Frantically, she learned all of the band’s songs, poring through piles of notebooks. (“I was a fan, but I listened to a lot of women’s music.”) On the tour’s opening night, she realized that the group was just as unprepared for her. “I was wearing some kind of pastel kind of ribbony top,” she says, “and Bruce goes, ‘Maybe you should wear something not as pretty.’ ” She laughs. “I tease him about it now. I’m surprised he didn’t ask me to get a haircut. He said, ‘Why don’t you try this?’ It was a T-shirt of his that said BROADWAY MOTORS on it.”
In 1985, Springsteen married actress Julianne Phillips, but a few years on, the marriage began to fray. Tunnel of Love, from 1987, chronicled their rocky relationship, and after Phillips saw tabloid photos of Scialfa and Springsteen together, she filed for divorce.
In 1990, Scialfa gave birth to their first son, Evan James, now fourteen. She and Springsteen married in 1991, the year their daughter, Jessica Rae, was born (their youngest son, Sam Ryan, is five). The couple have one of the most enduring marriages in rock, even if their kids are grossed out when she and Bruce kiss in the kitchen. “They say, ‘Please don’t do that in front of us,’ ” she says. “I said, ‘Hey, you’re going to be happy one day when you look back and know your parents really loved each other.’ ”

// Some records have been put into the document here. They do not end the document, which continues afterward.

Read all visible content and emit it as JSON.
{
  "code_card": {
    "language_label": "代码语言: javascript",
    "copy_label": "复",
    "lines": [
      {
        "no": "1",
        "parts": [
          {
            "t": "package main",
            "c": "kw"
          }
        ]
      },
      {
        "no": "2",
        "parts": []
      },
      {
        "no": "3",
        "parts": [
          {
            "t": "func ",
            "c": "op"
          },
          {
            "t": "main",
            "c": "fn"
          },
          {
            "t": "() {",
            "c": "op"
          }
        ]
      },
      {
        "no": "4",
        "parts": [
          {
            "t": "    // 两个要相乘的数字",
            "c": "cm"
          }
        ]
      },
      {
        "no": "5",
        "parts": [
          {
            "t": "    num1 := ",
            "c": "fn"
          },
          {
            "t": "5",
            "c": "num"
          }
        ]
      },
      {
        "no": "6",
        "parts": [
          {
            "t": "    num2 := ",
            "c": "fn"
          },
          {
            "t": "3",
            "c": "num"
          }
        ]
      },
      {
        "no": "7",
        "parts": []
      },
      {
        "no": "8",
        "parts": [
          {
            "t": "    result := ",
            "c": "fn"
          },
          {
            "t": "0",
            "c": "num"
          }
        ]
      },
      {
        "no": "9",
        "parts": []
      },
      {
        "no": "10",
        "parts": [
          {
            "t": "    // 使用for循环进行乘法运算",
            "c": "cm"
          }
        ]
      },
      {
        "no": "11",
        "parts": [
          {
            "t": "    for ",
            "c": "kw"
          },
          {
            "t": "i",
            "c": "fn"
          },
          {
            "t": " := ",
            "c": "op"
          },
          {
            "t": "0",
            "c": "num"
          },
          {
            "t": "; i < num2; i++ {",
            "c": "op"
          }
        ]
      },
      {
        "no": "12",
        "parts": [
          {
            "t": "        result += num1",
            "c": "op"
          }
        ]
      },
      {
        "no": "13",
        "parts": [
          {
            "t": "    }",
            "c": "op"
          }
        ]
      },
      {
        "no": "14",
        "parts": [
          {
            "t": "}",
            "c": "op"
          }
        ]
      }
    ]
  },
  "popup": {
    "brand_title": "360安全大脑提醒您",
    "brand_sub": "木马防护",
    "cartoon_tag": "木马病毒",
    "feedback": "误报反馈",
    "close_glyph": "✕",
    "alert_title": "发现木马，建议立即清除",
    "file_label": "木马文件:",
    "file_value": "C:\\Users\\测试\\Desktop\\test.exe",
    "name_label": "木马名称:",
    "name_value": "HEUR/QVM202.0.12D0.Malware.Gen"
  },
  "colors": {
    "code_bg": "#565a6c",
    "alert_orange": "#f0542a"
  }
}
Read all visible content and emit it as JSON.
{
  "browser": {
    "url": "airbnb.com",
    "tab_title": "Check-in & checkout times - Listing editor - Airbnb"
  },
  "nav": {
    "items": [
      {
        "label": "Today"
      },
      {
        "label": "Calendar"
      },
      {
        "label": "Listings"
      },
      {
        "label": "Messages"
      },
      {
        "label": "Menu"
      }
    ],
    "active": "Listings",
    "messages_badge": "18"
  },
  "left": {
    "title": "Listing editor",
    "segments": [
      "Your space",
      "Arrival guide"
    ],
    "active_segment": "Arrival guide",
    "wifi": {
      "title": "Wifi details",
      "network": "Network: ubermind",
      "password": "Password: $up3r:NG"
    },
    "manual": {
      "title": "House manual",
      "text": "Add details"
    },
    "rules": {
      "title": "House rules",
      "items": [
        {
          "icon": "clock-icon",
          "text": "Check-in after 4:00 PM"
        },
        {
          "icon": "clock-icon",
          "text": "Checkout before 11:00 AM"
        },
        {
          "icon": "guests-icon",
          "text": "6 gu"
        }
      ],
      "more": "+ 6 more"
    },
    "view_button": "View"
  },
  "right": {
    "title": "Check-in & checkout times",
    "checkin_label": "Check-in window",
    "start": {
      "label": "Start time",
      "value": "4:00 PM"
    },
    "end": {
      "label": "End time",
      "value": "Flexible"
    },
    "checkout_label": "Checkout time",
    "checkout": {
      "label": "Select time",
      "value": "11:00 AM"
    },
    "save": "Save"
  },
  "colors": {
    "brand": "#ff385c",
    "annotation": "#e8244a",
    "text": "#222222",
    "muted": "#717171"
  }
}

They live in a nineteenth-century farmhouse in Rumson, New Jersey, where their low-key lifestyle centers around the family. Indeed, if you live in Rumson or its environs, you are not issued your driver’s license unless you can do the “Jersey boast,” a story of your personal encounter with Bruce and Patti that concludes with the proud declaration that they are Just Like Us: “I saw Bruce and Patti at the grocery store/diner/dry cleaners, and they were so freakin’ down to earth. They were buying trash bags/talking to my sister’s cousin/eating pancakes while they sat in a booth, just like everyone else.”
“What am I supposed to do at a diner?” says Scialfa. “Speak in French?”
Scialfa’s peaceful home life has been the perfect perch from which to examine her past for 23rd Street Lullaby. “And it’s always fun going back,” she says. “I mean, you drive past your old high school, and even if everybody treated you terribly, you still go take a look, don’t you?”
And as she has excavated her past, she has unearthed some surprises. Until a high school girlfriend reminded her, she had utterly forgotten that when she was fifteen, she actually called Springsteen to audition for his band. “I had seen an ad in the Asbury Park Press,” she says. ” ‘Touring band, must be able to travel.’ ” She called the number and was pleased to discover that it was Springsteen, already known around town for his fast guitar playing. “He was very sweet on the phone,” Scialfa recalls. “I was so relieved.” How old are you? Springsteen asked. Fifteen, she replied. Well, that’s a little young, he said kindly. You should stay in school. But good luck. See you around.